Yet although it’s easy to be pessimistic, the scale and relative suddenness of China’s environmental problems linked to that country’s changing consumer habits may also make it easy to imagine how the world’s consciousness—reflected in consumer behavior—needs to change.
A large part of any hope for environmental progress will depend on the Chinese managing, against the odds, to excel as stewards of the environment with as much enthusiasm as they have learned to become first-rate consumers. Certainly, there is evidence that China understands the odds and the consequences. We read in the newspapers nearly daily how China is leading the world in renewable energy, as it must if it is to continue its economic growth. The latest: It’s building six gigantic wind farms that will generate the equivalent of 100 coal-fired power plants worth of electricity.
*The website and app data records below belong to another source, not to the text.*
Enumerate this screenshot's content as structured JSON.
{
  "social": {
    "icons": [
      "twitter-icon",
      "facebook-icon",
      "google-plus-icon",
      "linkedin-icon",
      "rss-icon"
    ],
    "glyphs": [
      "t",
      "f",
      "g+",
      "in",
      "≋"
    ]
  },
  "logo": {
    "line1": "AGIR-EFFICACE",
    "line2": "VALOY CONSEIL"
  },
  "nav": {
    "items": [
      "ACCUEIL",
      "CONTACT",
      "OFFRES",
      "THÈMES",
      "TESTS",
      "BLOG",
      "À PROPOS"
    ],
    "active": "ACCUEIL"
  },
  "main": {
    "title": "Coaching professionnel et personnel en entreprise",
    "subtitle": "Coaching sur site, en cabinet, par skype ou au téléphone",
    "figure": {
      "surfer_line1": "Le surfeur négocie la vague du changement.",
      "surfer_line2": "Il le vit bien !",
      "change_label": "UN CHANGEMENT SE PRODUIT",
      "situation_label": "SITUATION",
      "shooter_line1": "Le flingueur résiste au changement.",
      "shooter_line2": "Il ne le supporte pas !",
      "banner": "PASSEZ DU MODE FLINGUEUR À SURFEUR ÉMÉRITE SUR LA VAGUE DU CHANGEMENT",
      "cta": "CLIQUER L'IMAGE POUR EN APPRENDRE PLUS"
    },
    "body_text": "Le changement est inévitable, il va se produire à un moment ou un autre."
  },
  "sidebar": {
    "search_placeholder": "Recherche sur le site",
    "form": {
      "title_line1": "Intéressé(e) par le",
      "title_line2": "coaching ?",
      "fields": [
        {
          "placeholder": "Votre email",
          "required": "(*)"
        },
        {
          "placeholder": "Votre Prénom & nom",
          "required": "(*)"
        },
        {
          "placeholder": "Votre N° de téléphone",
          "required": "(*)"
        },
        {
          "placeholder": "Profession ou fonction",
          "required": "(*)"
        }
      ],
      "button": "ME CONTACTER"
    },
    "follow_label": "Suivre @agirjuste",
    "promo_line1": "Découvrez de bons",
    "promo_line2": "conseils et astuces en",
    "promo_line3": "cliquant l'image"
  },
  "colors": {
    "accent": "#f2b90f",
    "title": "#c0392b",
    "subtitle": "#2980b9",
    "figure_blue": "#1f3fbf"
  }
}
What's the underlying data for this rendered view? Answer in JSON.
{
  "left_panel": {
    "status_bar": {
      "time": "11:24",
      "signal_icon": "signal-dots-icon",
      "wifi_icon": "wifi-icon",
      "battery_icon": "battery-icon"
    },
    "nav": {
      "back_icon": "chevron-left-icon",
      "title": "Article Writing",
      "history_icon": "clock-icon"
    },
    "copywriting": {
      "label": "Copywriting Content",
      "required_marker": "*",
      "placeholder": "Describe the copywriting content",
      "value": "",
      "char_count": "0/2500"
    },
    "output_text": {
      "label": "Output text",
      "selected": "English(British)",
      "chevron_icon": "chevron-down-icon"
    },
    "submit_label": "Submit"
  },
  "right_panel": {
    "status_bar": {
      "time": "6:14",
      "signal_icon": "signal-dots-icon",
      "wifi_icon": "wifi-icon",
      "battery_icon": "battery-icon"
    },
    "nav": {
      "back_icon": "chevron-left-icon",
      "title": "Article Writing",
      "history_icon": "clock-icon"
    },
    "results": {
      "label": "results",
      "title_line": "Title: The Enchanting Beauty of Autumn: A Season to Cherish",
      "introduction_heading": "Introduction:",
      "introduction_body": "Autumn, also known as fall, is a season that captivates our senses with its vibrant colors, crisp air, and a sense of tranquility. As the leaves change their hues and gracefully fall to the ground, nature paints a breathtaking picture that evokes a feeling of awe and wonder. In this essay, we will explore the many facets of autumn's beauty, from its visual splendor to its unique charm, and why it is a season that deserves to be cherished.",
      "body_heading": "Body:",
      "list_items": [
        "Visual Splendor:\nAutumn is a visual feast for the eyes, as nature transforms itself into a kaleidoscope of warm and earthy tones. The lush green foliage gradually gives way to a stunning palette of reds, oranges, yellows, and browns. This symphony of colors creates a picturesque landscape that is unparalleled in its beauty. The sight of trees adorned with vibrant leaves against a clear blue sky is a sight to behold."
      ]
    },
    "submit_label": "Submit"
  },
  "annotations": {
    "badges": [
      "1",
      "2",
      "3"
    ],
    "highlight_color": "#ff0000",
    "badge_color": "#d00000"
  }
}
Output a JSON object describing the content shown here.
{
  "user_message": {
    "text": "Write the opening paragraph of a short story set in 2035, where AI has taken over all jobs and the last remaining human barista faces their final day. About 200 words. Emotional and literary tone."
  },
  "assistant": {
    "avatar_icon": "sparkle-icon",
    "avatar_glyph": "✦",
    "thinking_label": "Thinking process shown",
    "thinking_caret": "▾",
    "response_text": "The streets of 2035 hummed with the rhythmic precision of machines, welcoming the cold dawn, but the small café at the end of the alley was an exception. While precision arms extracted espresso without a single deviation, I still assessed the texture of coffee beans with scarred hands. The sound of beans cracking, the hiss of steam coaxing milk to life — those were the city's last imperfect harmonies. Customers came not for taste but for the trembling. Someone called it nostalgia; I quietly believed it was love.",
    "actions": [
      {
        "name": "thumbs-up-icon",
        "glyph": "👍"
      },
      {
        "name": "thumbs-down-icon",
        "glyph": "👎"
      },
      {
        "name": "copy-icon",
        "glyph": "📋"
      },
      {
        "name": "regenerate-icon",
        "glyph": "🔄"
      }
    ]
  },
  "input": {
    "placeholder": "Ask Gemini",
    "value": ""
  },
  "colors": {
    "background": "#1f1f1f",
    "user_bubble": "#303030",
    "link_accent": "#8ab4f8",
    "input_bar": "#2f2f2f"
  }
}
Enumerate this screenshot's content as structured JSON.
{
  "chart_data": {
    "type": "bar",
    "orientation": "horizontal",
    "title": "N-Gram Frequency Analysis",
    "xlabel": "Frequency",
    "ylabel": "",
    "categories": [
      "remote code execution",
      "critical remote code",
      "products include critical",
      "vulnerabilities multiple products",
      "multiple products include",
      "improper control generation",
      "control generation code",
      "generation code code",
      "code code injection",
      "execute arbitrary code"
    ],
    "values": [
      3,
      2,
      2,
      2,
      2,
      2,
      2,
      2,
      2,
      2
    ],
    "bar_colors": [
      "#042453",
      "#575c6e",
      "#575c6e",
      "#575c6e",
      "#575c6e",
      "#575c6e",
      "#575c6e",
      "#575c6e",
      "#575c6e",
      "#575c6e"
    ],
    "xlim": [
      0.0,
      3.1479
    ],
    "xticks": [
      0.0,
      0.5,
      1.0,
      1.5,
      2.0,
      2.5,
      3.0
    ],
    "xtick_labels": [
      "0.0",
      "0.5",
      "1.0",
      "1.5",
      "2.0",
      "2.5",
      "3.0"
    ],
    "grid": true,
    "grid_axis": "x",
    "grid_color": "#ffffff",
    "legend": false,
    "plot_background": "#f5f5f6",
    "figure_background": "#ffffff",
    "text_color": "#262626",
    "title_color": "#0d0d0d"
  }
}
China is to be commended for its green efforts. But whether this commitment to renewable energy will be able to catch up with the speed and size of its emerging consumer demand is still an open question. No other nation in the developed world has yet found a way to reverse the ecologically destructive effects of its way of life faster than any off-setting commitment to correcting, let alone reversing them. So this is yet another way in which we can only hope that China will lead the way with consumers who save the world economically without destroying its environment.